(Website and app data records)
┄┄┄┄┄┄

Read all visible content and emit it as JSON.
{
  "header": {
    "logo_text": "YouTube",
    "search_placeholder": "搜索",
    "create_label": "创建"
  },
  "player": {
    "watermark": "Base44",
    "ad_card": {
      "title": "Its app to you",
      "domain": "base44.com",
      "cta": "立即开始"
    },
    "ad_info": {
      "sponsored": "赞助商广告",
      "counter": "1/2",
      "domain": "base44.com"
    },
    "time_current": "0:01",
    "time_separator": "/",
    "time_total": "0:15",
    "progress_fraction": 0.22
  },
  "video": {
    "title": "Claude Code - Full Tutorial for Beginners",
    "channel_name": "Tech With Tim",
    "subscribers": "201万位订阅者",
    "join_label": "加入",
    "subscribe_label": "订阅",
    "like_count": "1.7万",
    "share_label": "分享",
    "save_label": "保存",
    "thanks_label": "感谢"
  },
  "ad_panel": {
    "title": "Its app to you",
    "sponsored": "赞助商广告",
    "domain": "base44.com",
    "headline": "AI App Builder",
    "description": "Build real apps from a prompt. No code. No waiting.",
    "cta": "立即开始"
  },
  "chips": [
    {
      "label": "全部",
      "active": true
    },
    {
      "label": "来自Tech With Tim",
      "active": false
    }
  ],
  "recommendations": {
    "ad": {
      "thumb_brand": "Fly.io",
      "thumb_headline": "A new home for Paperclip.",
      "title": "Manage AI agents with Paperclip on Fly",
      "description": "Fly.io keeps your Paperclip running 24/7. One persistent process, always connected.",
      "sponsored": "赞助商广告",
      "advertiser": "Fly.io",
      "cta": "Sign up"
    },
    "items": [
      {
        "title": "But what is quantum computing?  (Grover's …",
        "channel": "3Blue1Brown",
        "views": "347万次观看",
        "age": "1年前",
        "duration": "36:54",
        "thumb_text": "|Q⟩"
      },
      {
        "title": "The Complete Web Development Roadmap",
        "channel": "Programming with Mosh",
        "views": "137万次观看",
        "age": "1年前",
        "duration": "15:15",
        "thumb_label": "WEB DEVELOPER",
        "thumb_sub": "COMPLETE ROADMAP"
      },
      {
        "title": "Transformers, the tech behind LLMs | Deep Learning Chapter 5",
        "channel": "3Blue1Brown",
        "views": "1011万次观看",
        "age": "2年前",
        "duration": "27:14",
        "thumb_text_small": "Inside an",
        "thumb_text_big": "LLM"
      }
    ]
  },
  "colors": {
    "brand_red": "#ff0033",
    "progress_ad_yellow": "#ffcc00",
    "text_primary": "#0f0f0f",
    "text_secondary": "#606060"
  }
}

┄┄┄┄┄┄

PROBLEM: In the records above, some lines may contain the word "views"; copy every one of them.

RESPONSE TO THE TASK:
        "views": "347万次观看",
        "views": "137万次观看",
        "views": "1011万次观看",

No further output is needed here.